— GIVEN DATA —
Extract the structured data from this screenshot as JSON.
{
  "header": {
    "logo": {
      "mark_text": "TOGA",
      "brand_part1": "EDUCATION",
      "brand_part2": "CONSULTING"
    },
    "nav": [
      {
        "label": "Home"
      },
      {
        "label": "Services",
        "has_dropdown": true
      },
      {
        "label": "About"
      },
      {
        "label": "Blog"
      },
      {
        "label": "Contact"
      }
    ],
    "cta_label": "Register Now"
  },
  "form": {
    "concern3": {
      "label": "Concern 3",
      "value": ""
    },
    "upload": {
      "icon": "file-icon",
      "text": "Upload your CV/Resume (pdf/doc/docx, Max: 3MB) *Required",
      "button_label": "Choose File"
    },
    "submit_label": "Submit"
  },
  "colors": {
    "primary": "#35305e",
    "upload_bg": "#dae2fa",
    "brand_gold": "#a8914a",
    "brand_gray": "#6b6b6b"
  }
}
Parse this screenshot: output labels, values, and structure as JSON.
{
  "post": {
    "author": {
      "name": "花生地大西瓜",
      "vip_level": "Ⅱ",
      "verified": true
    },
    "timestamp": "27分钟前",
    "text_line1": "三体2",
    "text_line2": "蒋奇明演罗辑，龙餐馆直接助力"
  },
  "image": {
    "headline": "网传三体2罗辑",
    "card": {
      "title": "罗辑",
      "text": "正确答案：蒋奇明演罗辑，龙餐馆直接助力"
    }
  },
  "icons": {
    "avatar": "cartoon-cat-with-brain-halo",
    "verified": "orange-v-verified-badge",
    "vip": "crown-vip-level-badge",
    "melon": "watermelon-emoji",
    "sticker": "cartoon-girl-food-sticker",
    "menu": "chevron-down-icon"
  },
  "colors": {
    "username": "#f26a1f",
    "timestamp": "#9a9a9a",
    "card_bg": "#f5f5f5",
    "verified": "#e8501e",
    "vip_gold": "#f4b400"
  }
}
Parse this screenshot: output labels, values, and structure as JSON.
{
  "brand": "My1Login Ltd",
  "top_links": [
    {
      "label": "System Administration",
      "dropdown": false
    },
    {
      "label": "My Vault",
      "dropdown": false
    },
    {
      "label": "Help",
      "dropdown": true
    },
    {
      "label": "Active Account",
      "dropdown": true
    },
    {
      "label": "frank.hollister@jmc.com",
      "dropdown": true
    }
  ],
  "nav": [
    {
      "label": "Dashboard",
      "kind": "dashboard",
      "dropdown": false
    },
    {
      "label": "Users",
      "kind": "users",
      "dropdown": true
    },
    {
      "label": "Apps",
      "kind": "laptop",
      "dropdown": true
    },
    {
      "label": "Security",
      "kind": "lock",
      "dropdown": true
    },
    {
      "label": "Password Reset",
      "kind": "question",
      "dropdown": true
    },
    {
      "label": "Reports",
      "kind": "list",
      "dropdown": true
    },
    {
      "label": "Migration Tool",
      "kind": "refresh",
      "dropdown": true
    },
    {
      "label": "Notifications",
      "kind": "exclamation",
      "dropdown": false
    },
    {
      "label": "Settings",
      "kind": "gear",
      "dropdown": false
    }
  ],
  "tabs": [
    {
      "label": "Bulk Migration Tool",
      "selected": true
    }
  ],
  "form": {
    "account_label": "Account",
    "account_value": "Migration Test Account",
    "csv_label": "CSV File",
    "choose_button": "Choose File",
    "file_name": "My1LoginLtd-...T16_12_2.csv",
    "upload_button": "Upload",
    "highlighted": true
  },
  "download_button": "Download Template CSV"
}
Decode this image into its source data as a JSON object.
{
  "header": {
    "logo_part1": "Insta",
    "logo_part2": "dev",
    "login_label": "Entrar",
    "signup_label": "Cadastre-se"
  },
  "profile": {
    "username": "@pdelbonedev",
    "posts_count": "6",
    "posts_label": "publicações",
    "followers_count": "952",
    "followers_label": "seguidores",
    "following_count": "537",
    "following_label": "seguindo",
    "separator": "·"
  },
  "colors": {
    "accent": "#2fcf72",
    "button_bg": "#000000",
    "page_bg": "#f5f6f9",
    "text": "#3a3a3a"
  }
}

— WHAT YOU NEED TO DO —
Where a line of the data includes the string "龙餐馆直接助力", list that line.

— RESPONSE AREA —
    "text_line2": "蒋奇明演罗辑，龙餐馆直接助力"
      "text": "正确答案：蒋奇明演罗辑，龙餐馆直接助力"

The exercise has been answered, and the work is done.